Whenever a line below includes "background", add it to the tally, then give the total and nothing more.
BEGIN Listed entries
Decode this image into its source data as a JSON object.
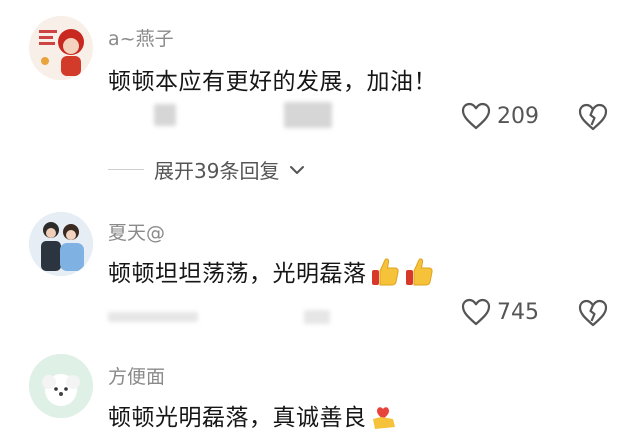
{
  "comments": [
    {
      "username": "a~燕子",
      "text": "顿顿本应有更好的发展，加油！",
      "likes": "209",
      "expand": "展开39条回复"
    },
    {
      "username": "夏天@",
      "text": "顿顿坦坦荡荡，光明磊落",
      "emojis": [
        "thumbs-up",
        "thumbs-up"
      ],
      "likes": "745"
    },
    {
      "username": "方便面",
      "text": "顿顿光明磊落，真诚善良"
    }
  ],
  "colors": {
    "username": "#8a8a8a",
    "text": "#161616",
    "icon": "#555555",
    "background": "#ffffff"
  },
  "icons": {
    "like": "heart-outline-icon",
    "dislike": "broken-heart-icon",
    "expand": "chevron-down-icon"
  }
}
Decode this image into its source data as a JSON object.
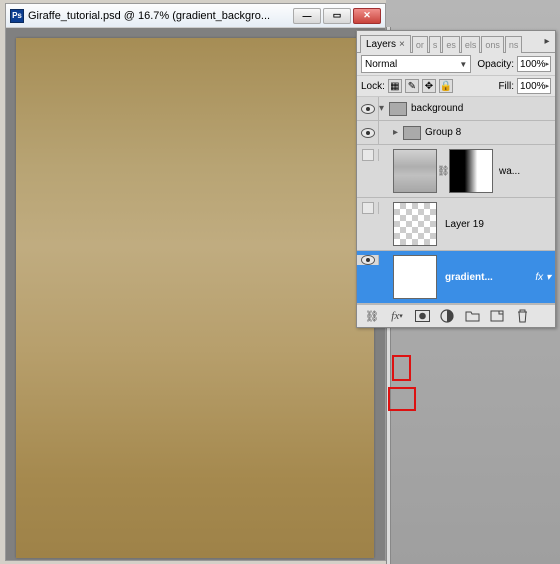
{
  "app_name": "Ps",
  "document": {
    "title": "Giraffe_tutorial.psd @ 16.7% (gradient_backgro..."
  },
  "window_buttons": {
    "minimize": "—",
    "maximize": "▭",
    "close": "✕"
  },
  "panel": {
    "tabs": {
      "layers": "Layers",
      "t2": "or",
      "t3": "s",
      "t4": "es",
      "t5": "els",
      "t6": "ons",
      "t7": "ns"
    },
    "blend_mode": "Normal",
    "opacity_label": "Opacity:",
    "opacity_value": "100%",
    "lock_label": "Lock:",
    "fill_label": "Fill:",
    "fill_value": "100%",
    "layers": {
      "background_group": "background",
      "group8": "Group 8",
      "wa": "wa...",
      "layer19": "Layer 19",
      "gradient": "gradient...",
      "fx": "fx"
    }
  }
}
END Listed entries
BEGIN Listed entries
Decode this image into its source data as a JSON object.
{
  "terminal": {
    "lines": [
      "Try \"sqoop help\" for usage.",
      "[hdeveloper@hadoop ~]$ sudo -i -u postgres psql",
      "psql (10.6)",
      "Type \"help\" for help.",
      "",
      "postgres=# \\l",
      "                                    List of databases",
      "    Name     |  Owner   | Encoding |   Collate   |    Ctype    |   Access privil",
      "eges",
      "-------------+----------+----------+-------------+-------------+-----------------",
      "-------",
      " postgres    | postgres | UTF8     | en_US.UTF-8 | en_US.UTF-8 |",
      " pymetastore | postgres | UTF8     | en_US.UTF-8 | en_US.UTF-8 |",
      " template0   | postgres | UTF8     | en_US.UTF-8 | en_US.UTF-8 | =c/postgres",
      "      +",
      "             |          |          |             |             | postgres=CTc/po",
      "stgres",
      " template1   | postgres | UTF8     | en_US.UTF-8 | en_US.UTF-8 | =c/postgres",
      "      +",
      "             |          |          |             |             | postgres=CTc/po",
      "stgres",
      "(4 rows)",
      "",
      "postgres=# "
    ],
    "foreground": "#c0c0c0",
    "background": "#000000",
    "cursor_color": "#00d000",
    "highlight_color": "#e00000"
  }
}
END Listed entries
**Task solution:**
3